- Data under study:
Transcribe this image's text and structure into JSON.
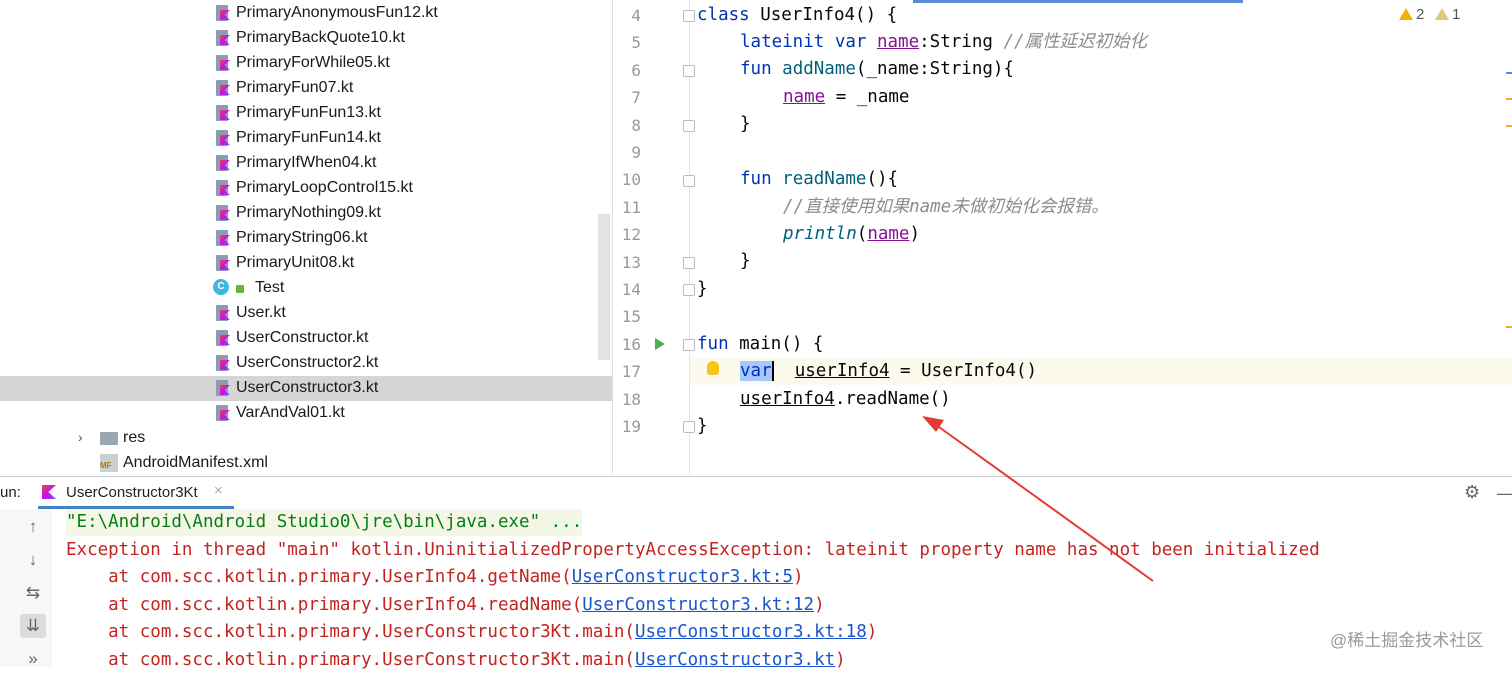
{
  "project_tree": {
    "files": [
      "PrimaryAnonymousFun12.kt",
      "PrimaryBackQuote10.kt",
      "PrimaryForWhile05.kt",
      "PrimaryFun07.kt",
      "PrimaryFunFun13.kt",
      "PrimaryFunFun14.kt",
      "PrimaryIfWhen04.kt",
      "PrimaryLoopControl15.kt",
      "PrimaryNothing09.kt",
      "PrimaryString06.kt",
      "PrimaryUnit08.kt"
    ],
    "class_item": "Test",
    "files_after": [
      "User.kt",
      "UserConstructor.kt",
      "UserConstructor2.kt",
      "UserConstructor3.kt",
      "VarAndVal01.kt"
    ],
    "selected_file": "UserConstructor3.kt",
    "folder": "res",
    "manifest": "AndroidManifest.xml",
    "manifest_icon_text": "MF"
  },
  "editor": {
    "line_numbers": [
      "4",
      "5",
      "6",
      "7",
      "8",
      "9",
      "10",
      "11",
      "12",
      "13",
      "14",
      "15",
      "16",
      "17",
      "18",
      "19"
    ],
    "warnings": {
      "errors_count": "2",
      "weak_count": "1"
    },
    "code": {
      "l4_kw": "class",
      "l4_rest": " UserInfo4() {",
      "l5_kw": "lateinit var",
      "l5_prop": "name",
      "l5_type": ":String ",
      "l5_cmt": "//属性延迟初始化",
      "l6_kw": "fun",
      "l6_fn": "addName",
      "l6_rest": "(_name:String){",
      "l7_prop": "name",
      "l7_rest": " = _name",
      "l8": "}",
      "l10_kw": "fun",
      "l10_fn": "readName",
      "l10_rest": "(){",
      "l11_cmt": "//直接使用如果name未做初始化会报错。",
      "l12_fn": "println",
      "l12_open": "(",
      "l12_prop": "name",
      "l12_close": ")",
      "l13": "}",
      "l14": "}",
      "l16_kw": "fun",
      "l16_rest": " main() {",
      "l17_var": "var",
      "l17_name": "userInfo4",
      "l17_rest": " = UserInfo4()",
      "l18_name": "userInfo4",
      "l18_rest": ".readName()",
      "l19": "}"
    }
  },
  "run_panel": {
    "label": "un:",
    "tab_title": "UserConstructor3Kt",
    "tab_close": "×",
    "console": {
      "cmd": "\"E:\\Android\\Android Studio0\\jre\\bin\\java.exe\" ...",
      "exception": "Exception in thread \"main\" kotlin.UninitializedPropertyAccessException: lateinit property name has not been initialized",
      "trace": [
        {
          "prefix": "    at com.scc.kotlin.primary.UserInfo4.getName(",
          "link": "UserConstructor3.kt:5",
          "suffix": ")"
        },
        {
          "prefix": "    at com.scc.kotlin.primary.UserInfo4.readName(",
          "link": "UserConstructor3.kt:12",
          "suffix": ")"
        },
        {
          "prefix": "    at com.scc.kotlin.primary.UserConstructor3Kt.main(",
          "link": "UserConstructor3.kt:18",
          "suffix": ")"
        },
        {
          "prefix": "    at com.scc.kotlin.primary.UserConstructor3Kt.main(",
          "link": "UserConstructor3.kt",
          "suffix": ")"
        }
      ]
    },
    "tools": [
      "↑",
      "↓",
      "⇆",
      "⇊",
      "»"
    ]
  },
  "watermark": "@稀土掘金技术社区",
  "colors": {
    "keyword": "#0033b3",
    "property": "#871094",
    "error": "#c4231f",
    "link": "#1a55cf",
    "annotation_arrow": "#e53935"
  }
}
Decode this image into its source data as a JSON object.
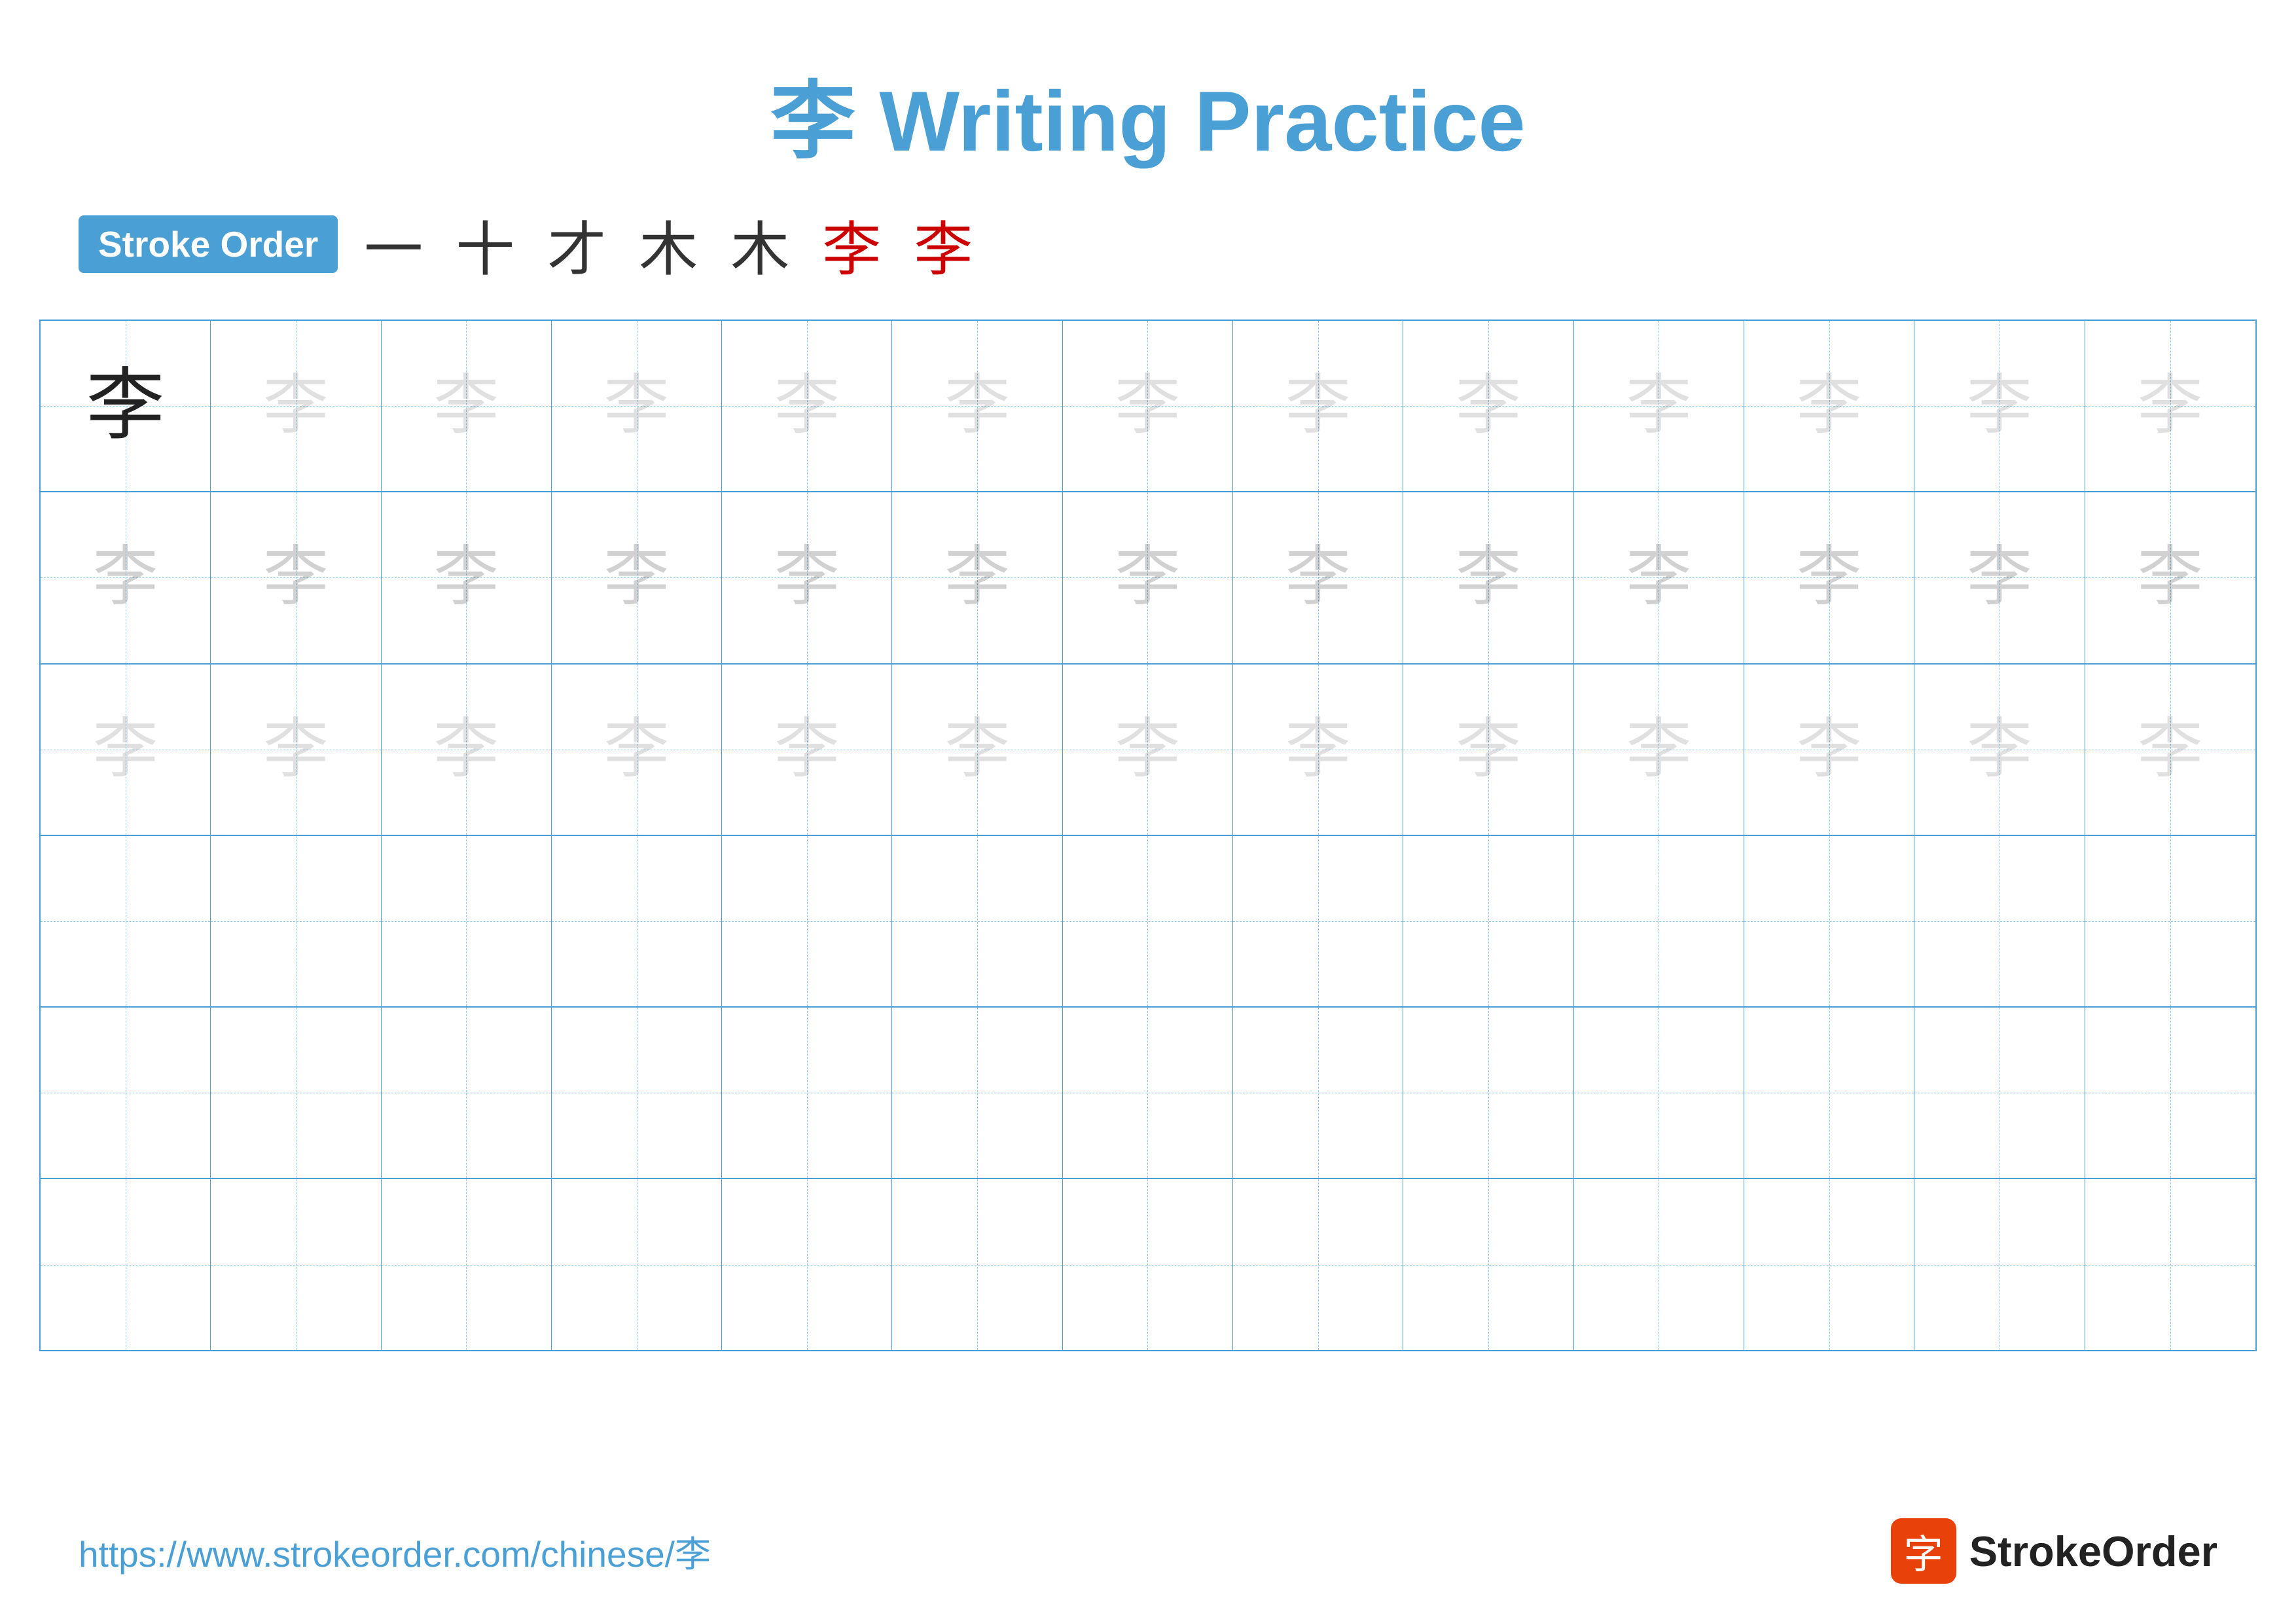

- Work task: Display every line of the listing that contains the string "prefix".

- Written answer:
          "prefix": "    at com.scc.kotlin.primary.UserInfo4.getName(",
          "prefix": "    at com.scc.kotlin.primary.UserInfo4.readName(",
          "prefix": "    at com.scc.kotlin.primary.UserConstructor3Kt.main(",
          "prefix": "    at com.scc.kotlin.primary.UserConstructor3Kt.main(",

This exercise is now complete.